The i30 also puts its radar to good use in the roles of blind spot detection and rear cross traffic alert functions and also sports a lane keeping assist that not only sounds an alarm if it senses unintentional lane changing but also induces corrective steering to guide the driver back to a safe position.
A speed limit information function uses the front camera and information from the navigation system to identify road speed signs and display the speed limit in real time. The information is displayed both in the navigation system display as well as in the TFT cluster.
Finally, it follows the latest Mazda3 in also taking a high beam assist that detects both oncoming vehicles and vehicles in the same lane ahead at night and changes to low-beam as appropriate, reducing blinding effects on other drivers. Whenever there are no vehicles detected, the system automatically re-activates the high beams, maximising the driver’s range of vision.
Although i30 has lost ground in New Zealand, not just being bruised within its immediate sector – where it has been pushed around not just by the dominant, fleet-favoured Toyota Corolla but also the private sector darling, the Mazda3 – it remains of high importance to Hyundai.
That status will increase with this third generation version, in part because this line is destined for the first time to break beyond every day family and fleet use, with a high-performance N hot hatchback edition also coming. The work of the company's development centre at the Nurburgring, the sports model – now understood to be called the RN30 - has already been signed off for NZ introduction, potentially also coming in 2017 albeit some time after the mainstream editions.
Hyundai has revealed the new i30 was benchmarked against every model in its segment, picking out the attributes of competitors that it wanted to focus and improve on.

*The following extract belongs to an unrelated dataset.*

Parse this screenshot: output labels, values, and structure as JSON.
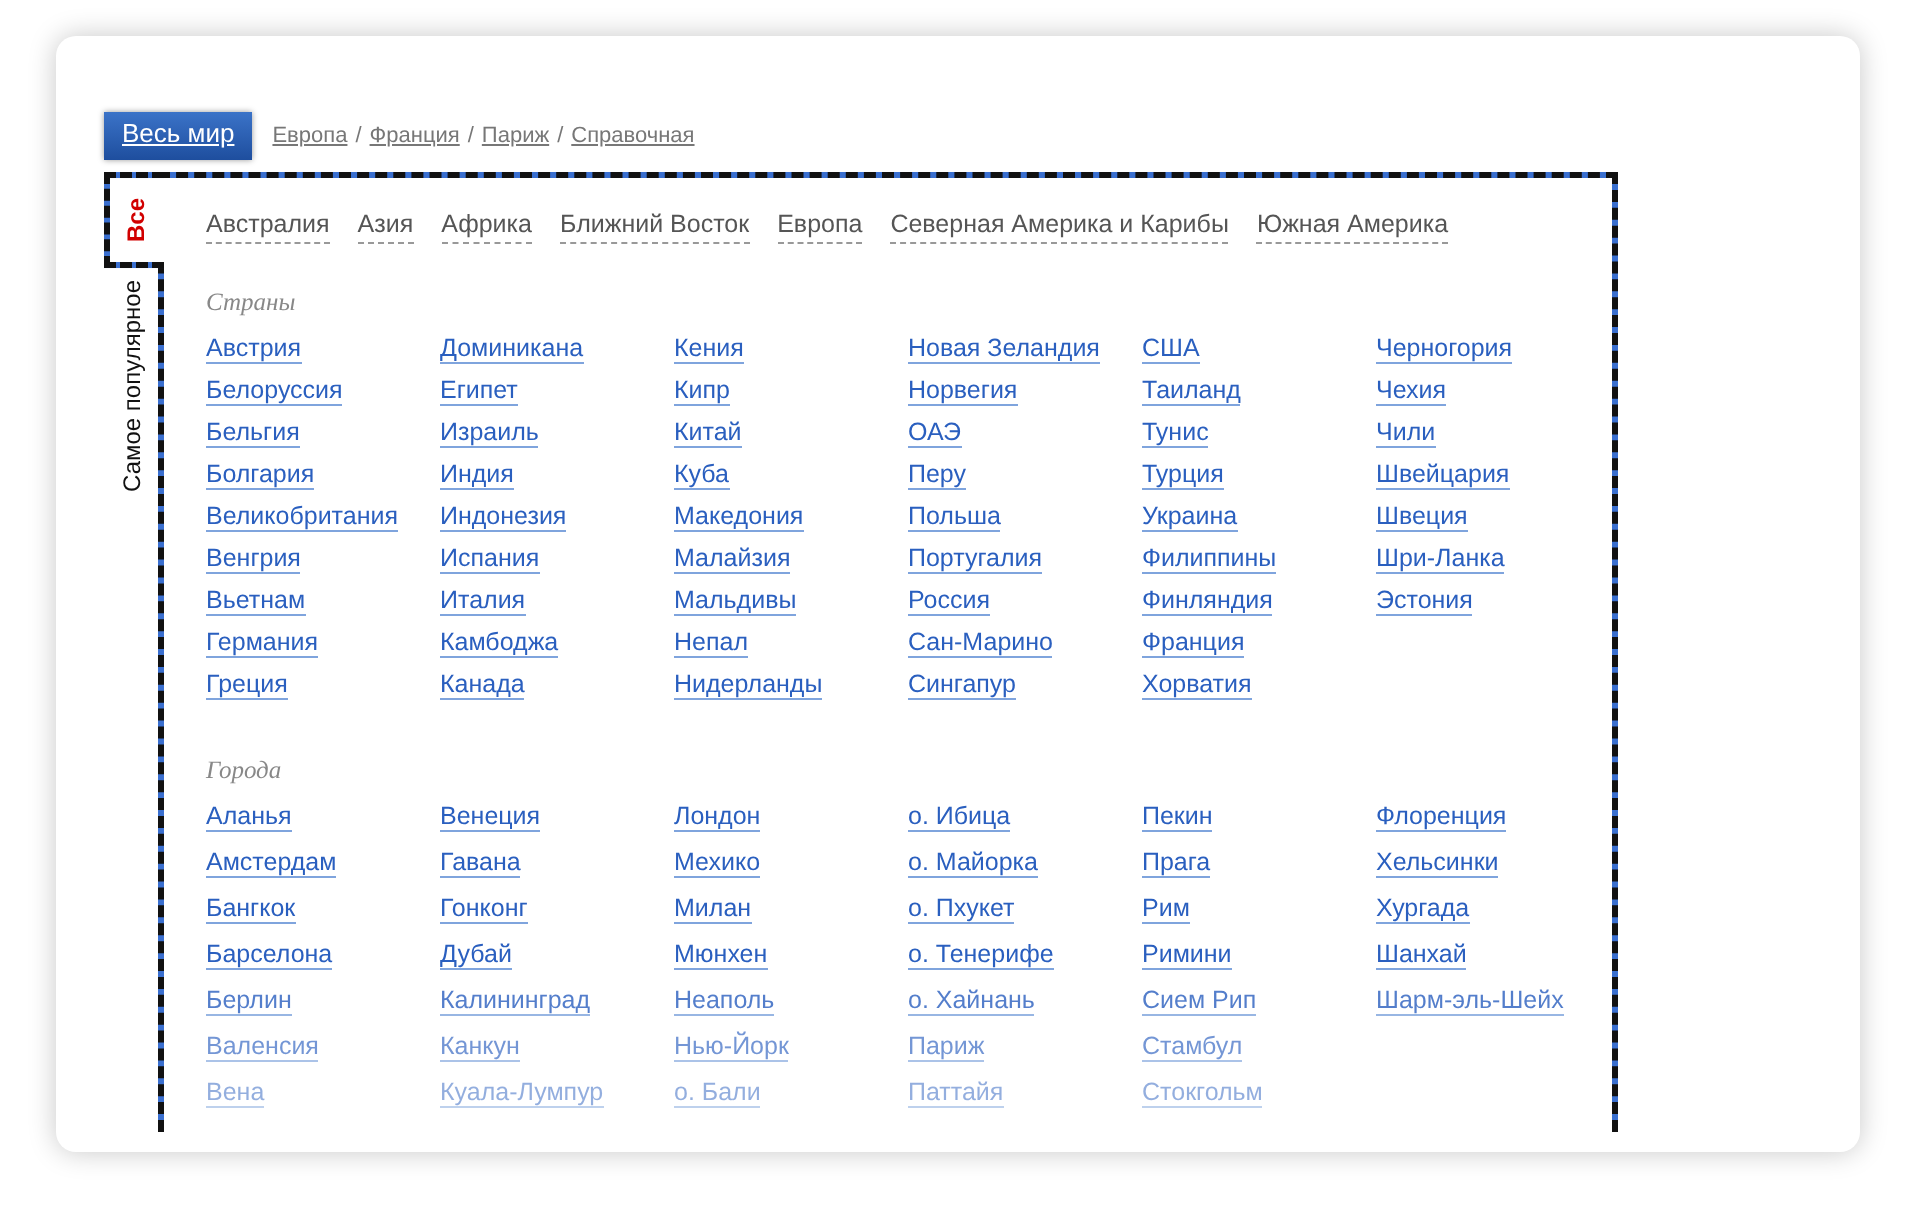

Though the overall styling is quite generic, the next car builds upon the strong styling message that, the brand claims, has always helped sell the car.

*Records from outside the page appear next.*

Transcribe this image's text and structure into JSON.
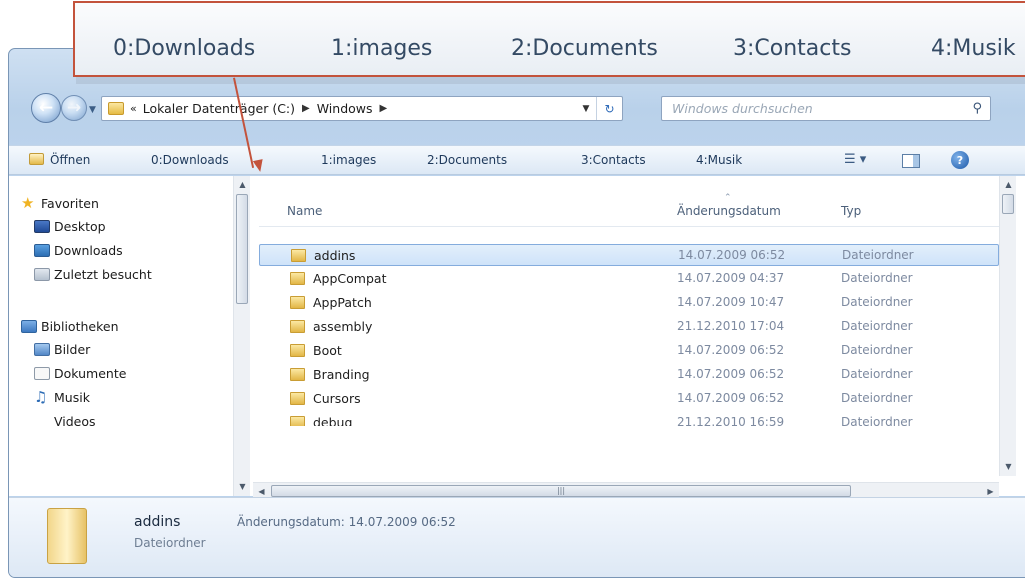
{
  "callout": {
    "items": [
      "0:Downloads",
      "1:images",
      "2:Documents",
      "3:Contacts",
      "4:Musik"
    ]
  },
  "address": {
    "crumbs": [
      "Lokaler Datenträger (C:)",
      "Windows"
    ],
    "overflow_glyph": "«",
    "search_placeholder": "Windows durchsuchen"
  },
  "toolbar": {
    "open_label": "Öffnen",
    "library_links": [
      "0:Downloads",
      "1:images",
      "2:Documents",
      "3:Contacts",
      "4:Musik"
    ]
  },
  "nav_pane": {
    "favorites_label": "Favoriten",
    "favorites": [
      "Desktop",
      "Downloads",
      "Zuletzt besucht"
    ],
    "libraries_label": "Bibliotheken",
    "libraries": [
      "Bilder",
      "Dokumente",
      "Musik",
      "Videos"
    ]
  },
  "file_list": {
    "columns": [
      "Name",
      "Änderungsdatum",
      "Typ"
    ],
    "rows": [
      {
        "name": "addins",
        "date": "14.07.2009 06:52",
        "type": "Dateiordner",
        "selected": true
      },
      {
        "name": "AppCompat",
        "date": "14.07.2009 04:37",
        "type": "Dateiordner",
        "selected": false
      },
      {
        "name": "AppPatch",
        "date": "14.07.2009 10:47",
        "type": "Dateiordner",
        "selected": false
      },
      {
        "name": "assembly",
        "date": "21.12.2010 17:04",
        "type": "Dateiordner",
        "selected": false
      },
      {
        "name": "Boot",
        "date": "14.07.2009 06:52",
        "type": "Dateiordner",
        "selected": false
      },
      {
        "name": "Branding",
        "date": "14.07.2009 06:52",
        "type": "Dateiordner",
        "selected": false
      },
      {
        "name": "Cursors",
        "date": "14.07.2009 06:52",
        "type": "Dateiordner",
        "selected": false
      },
      {
        "name": "debug",
        "date": "21.12.2010 16:59",
        "type": "Dateiordner",
        "selected": false
      }
    ]
  },
  "details": {
    "name": "addins",
    "type": "Dateiordner",
    "date_label": "Änderungsdatum:",
    "date_value": "14.07.2009 06:52"
  },
  "colors": {
    "callout_border": "#c3533c",
    "selection": "#cfe3f9",
    "window_chrome": "#b9d1ea"
  },
  "icons": {
    "back": "back-arrow-icon",
    "forward": "forward-arrow-icon",
    "search": "search-icon",
    "views": "views-icon",
    "preview": "preview-pane-icon",
    "help": "help-icon",
    "folder": "folder-icon"
  }
}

The most distinctive first-glance feature is the ‘Cascading Grille’ at the front, a new signature that will be introduced across all of its models over time.
A body that is 28kg lighter than the current car’s, with kerb weight now starting from 1316kg, and 20 percent stronger is also slightly longer and wider, but also a bit lower. The new i30 is 4340mm long, 1795mm wide, and 1455mm high. The wheelbase of 2650mm is identical to the current car’s.
Hyundai is offering the i30 with three petrol engines and one diesel from launch, including a new 102kW, 241Nm 1.4-litre turbocharged petrol engine. Also in the petrol range is a base non-turbocharged 74kW 1.4 petrol and a turbocharged 88kW 1.0 three-cylinder unit.
The diesel is a 1.6-litre turbo with 71kW, 81kW or 97kW. Overseas’ reports suggest emissions of CO2 are as low as 89g/km in the most frugal version.
Transmissions include a standard six-speed manual, and an optional seven-speed dual-clutch automatic on the two most potent diesels and the turbo 1.4 petrol.
The latter will stand as the fastest-accelerating version, with a 0-100kmh in 8.9 seconds and a top speed of 210kmh, until the 250kmh RN30 comes.
Hyundai has equipped the i30’s interior with reduced switchgear and an optional 8in ‘floating’ touchscreen atop the centre console (a 5in screen is standard) to control infotainment and other functions.
The new car is compatible with both Apple CarPlay and Android Auto for smartphone integration, there's a wireless charging mat for smartphones and a TomTom-sourced navigation system with, in Europe at least, real-time traffic updates among other functions.
Interior space is claimed to be class-leading, with the feeling of roominess being further enhanced by an optional panoramic sunroof which can tilt or slide open. Boot space is rated at 395 litres, rising to a maximum of 1301 litres with the rear seats folded.